B.C.'s health minister, Kevin Falcon, said selling surgeries will bring money into B.C.'s system and help British Columbians get care sooner. But New Democratic Party health critic, Adrian Dix, said the plan makes no sense when health authorities are already cancelling surgeries for British Columbians.
"We'd obviously have to do the homework on how we would do it," said Falcon. "The principle would be that we'd charge a premium for the service that would allow us to not only cover our costs but use the additional revenues to then allow British Columbians to get their procedures done sooner and quicker." The Tyee reported Monday on the plan, after the Canadian Press reported that Saskatchewan Premier Brad Wall mentioned it. "If people have been waiting for 15 months, do they care if [their surgery] happens in Saskatoon, Regina or Surrey? I'm not sure they do," the story quoted Wall saying.
Close to an agreement
Discussions are in "early stages," Falcon said, but added the two provinces are close to signing a memorandum of understanding that would have 400 orthopaedic surgeries done for people from Saskatchewan in British Columbia's public hospitals over two years.
He identified the UBC Centre for Surgical Innovation and St. Paul's Hospital as places which could likely be used for the plan.
During question period Wednesday Falcon said Saskatchewan is just one of the provinces that have turned to B.C. for help reducing surgery wait lists.
Asked in the legislature hallway about the comment, Falcon said, "I don't want to speculate on other jurisdictions except to know we've had lots of interest in what we've been doing on the surgical innovation side in British Columbia."
Waiting for surgery in BC
The move comes while health authorities are cutting the number of surgeries they provide, said NDP critic Dix.
The Fraser Health Authority has said it will cut as many as 9,900 surgeries because of budget constraints and the Interior Health Authority has cut 428 orthopaedic surgeries before the end of the fiscal year, he said.
Across the province, there are 15,000 people waiting for orthopaedic surgery, Dix said. The figure is confirmed on the province's waitlist website.
"They cancel 10,000 surgeries for us and they offer up those surgeries to people in Saskatchewan," said Dix. "When you offer up spaces to people from other provinces, then those are spaces that could and should be taken by the people who paid for those hospitals, paid for those operating rooms, paid for that capacity, and that's the people of British Columbia."
Dix disagreed with Falcon's assertion that people from B.C. will still be given priority in B.C. hospitals. "He's clearly wrong," he said. "They're not taking precedence. How do we know they're not taking precedence? Because he's cancelling surgeries for British Columbians and offering them to people in Saskatchewan."
Record levels of surgery: Falcon
Falcon said it is "nonsense" to say offering surgeries to people from other provinces is only possible because of the cancellations. "We will still be undertaking record levels of surgical procedures in British Columbia," he said.

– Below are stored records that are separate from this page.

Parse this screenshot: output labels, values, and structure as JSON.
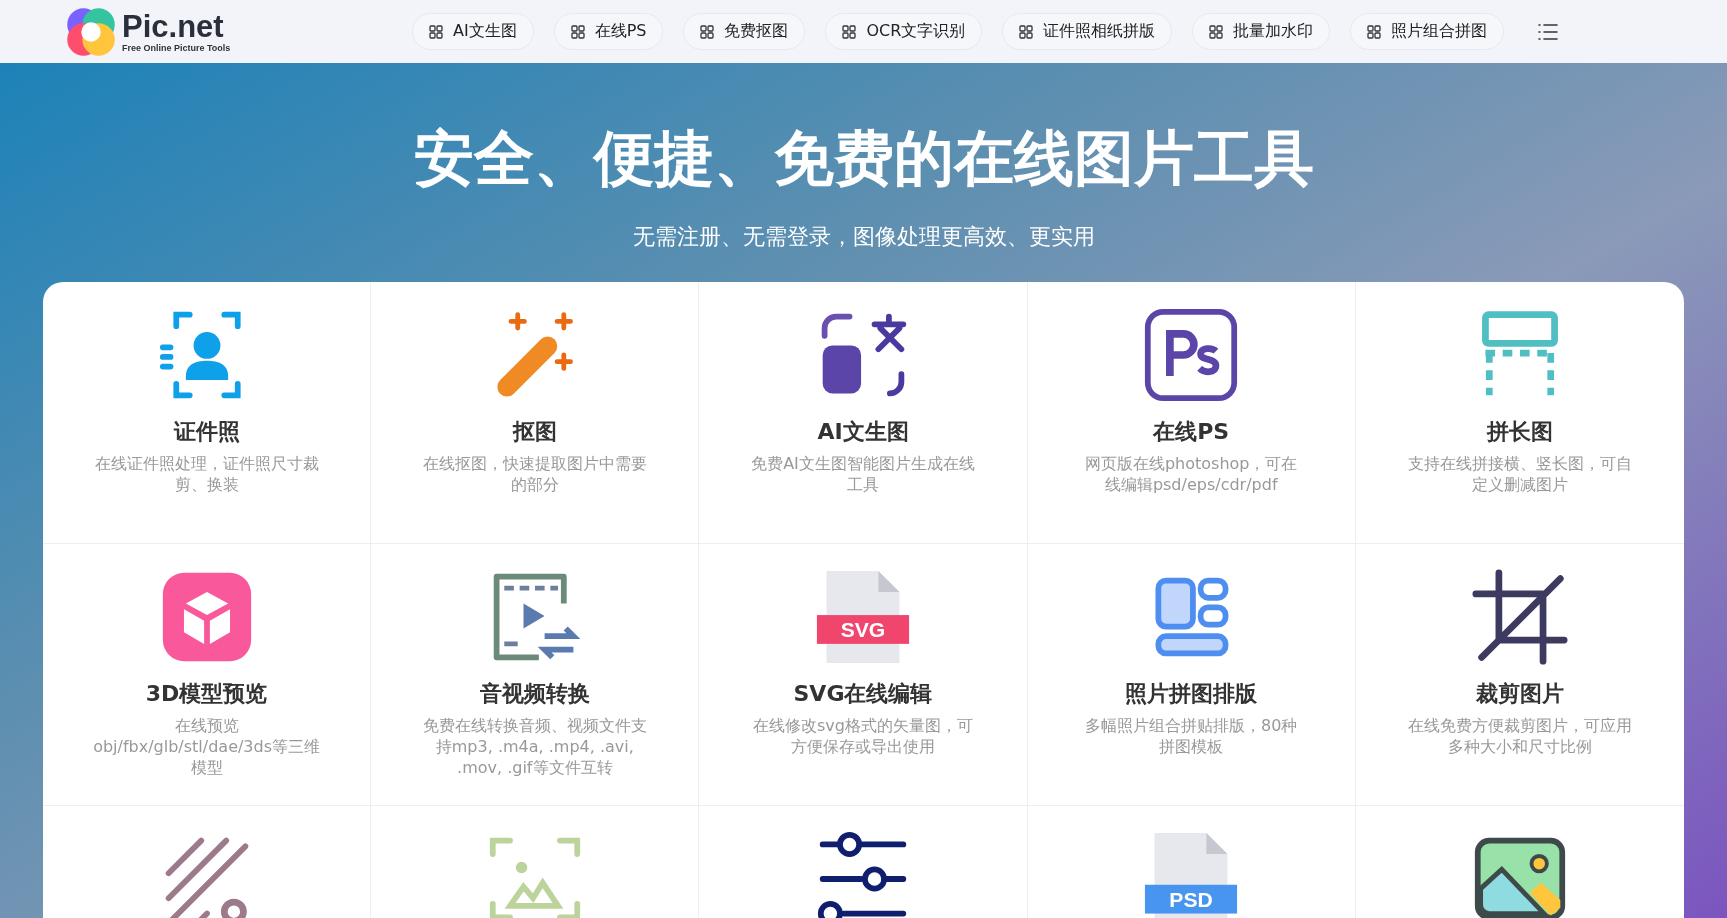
{
  "logo": {
    "name": "Pic.net",
    "tagline": "Free Online Picture Tools"
  },
  "nav": [
    "AI文生图",
    "在线PS",
    "免费抠图",
    "OCR文字识别",
    "证件照相纸拼版",
    "批量加水印",
    "照片组合拼图"
  ],
  "hero": {
    "title": "安全、便捷、免费的在线图片工具",
    "subtitle": "无需注册、无需登录，图像处理更高效、更实用"
  },
  "tools": [
    {
      "title": "证件照",
      "description": "在线证件照处理，证件照尺寸裁剪、换装"
    },
    {
      "title": "抠图",
      "description": "在线抠图，快速提取图片中需要的部分"
    },
    {
      "title": "AI文生图",
      "description": "免费AI文生图智能图片生成在线工具"
    },
    {
      "title": "在线PS",
      "description": "网页版在线photoshop，可在线编辑psd/eps/cdr/pdf"
    },
    {
      "title": "拼长图",
      "description": "支持在线拼接横、竖长图，可自定义删减图片"
    },
    {
      "title": "3D模型预览",
      "description": "在线预览obj/fbx/glb/stl/dae/3ds等三维模型"
    },
    {
      "title": "音视频转换",
      "description": "免费在线转换音频、视频文件支持mp3, .m4a, .mp4, .avi, .mov, .gif等文件互转"
    },
    {
      "title": "SVG在线编辑",
      "description": "在线修改svg格式的矢量图，可方便保存或导出使用",
      "badge": "SVG"
    },
    {
      "title": "照片拼图排版",
      "description": "多幅照片组合拼贴排版，80种拼图模板"
    },
    {
      "title": "裁剪图片",
      "description": "在线免费方便裁剪图片，可应用多种大小和尺寸比例"
    }
  ],
  "psd_file_badge": "PSD"
}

Falcon said the B.C. government has reduced surgical wait times since 2001. The median wait for a knee replacement in 2001-2002 was 25.4 weeks, according to a chart provided by a ministry official. By 2008-2009 that was down to 13 weeks. The wait time for hip replacements decreased over the same period from 18.7 weeks to 10 weeks.
Similarly, Falcon said, the number of hip and knee replacements done in the province has doubled over the same period.

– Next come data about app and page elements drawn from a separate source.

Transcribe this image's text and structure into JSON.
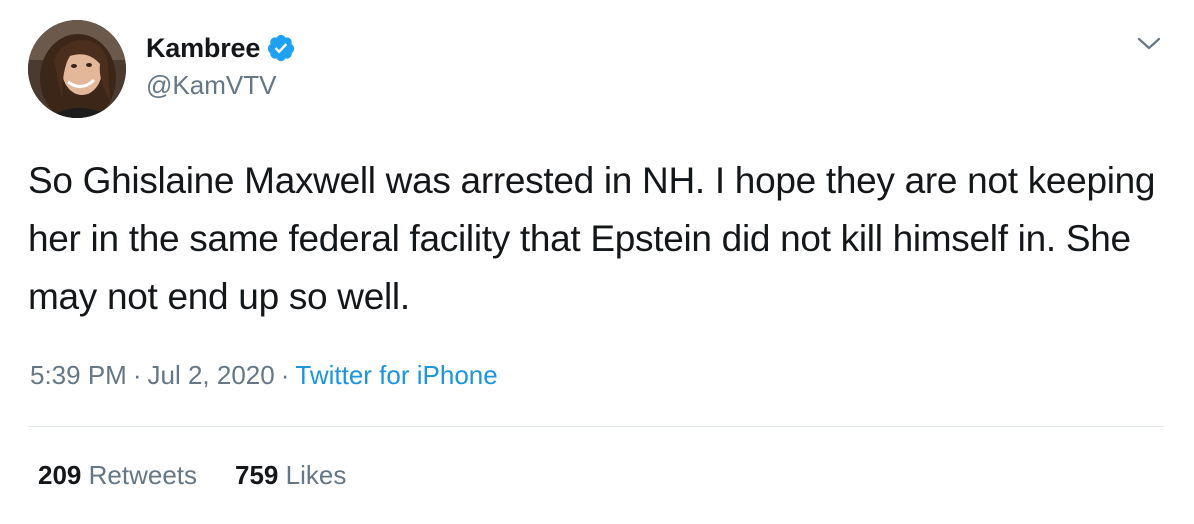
{
  "author": {
    "display_name": "Kambree",
    "handle": "@KamVTV",
    "verified": true,
    "avatar_icon": "profile-photo"
  },
  "tweet": {
    "text": "So Ghislaine Maxwell was arrested in NH. I hope they are not keeping her in the same federal facility that Epstein did not kill himself in. She may not end up so well.",
    "time": "5:39 PM",
    "separator": "·",
    "date": "Jul 2, 2020",
    "source": "Twitter for iPhone"
  },
  "stats": {
    "retweets_count": "209",
    "retweets_label": "Retweets",
    "likes_count": "759",
    "likes_label": "Likes"
  },
  "icons": {
    "verified": "verified-badge-icon",
    "menu": "chevron-down-icon"
  },
  "colors": {
    "primary_text": "#14171a",
    "secondary_text": "#657786",
    "link": "#1b95e0",
    "verified_badge": "#1da1f2",
    "divider": "#e1e8ed"
  }
}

Bringing in people from Saskatchewan won't slow access to surgery for British Columbian's, he said. "Obviously I wouldn't do it if it was going to slow down the wait list."
Offering surgical spaces for sale while British Columbians are waiting is a bad precedent for public health care, said Dix. "The order of surgery in our public hospitals should be based on medical need. That has always been the abiding principle in British Columbia, until perhaps the Falcon era."

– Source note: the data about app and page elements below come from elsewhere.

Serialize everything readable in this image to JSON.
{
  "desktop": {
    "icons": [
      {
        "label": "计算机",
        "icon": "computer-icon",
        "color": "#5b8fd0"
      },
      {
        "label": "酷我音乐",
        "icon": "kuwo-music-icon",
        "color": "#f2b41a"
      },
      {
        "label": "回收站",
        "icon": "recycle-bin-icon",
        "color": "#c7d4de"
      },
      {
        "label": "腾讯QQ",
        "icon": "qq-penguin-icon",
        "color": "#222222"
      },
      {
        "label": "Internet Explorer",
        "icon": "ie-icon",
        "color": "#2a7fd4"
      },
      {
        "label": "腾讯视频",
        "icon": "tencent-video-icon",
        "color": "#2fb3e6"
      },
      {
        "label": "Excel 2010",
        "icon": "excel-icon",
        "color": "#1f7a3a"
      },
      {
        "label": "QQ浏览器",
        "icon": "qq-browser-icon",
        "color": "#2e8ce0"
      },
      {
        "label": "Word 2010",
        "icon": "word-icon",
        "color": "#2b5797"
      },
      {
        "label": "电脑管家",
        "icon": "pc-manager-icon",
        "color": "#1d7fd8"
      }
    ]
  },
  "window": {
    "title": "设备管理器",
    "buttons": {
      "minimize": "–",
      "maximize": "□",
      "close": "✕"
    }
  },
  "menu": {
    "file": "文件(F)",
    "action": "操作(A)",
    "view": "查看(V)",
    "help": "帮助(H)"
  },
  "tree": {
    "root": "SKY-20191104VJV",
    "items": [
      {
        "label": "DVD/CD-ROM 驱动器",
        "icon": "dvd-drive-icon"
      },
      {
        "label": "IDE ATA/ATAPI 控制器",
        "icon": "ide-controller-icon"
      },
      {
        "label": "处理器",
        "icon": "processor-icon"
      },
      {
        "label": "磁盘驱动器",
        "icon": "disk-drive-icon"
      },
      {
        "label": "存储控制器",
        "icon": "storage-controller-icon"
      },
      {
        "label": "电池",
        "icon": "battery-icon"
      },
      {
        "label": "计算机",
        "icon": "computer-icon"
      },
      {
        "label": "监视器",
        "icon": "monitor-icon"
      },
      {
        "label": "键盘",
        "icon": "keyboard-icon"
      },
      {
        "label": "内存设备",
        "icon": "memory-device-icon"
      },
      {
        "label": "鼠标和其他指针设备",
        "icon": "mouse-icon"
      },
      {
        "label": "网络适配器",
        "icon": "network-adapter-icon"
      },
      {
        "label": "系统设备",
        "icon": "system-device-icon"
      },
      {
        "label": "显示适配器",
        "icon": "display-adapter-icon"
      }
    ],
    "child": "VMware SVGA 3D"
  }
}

As the NDP's John Horgan, MLA for Juan de Fuca, put it in question period, "Only in Liberal bizarro world would cancelled surgeries be good news for British Columbians. George Orwell would be proud of the minister for that remark."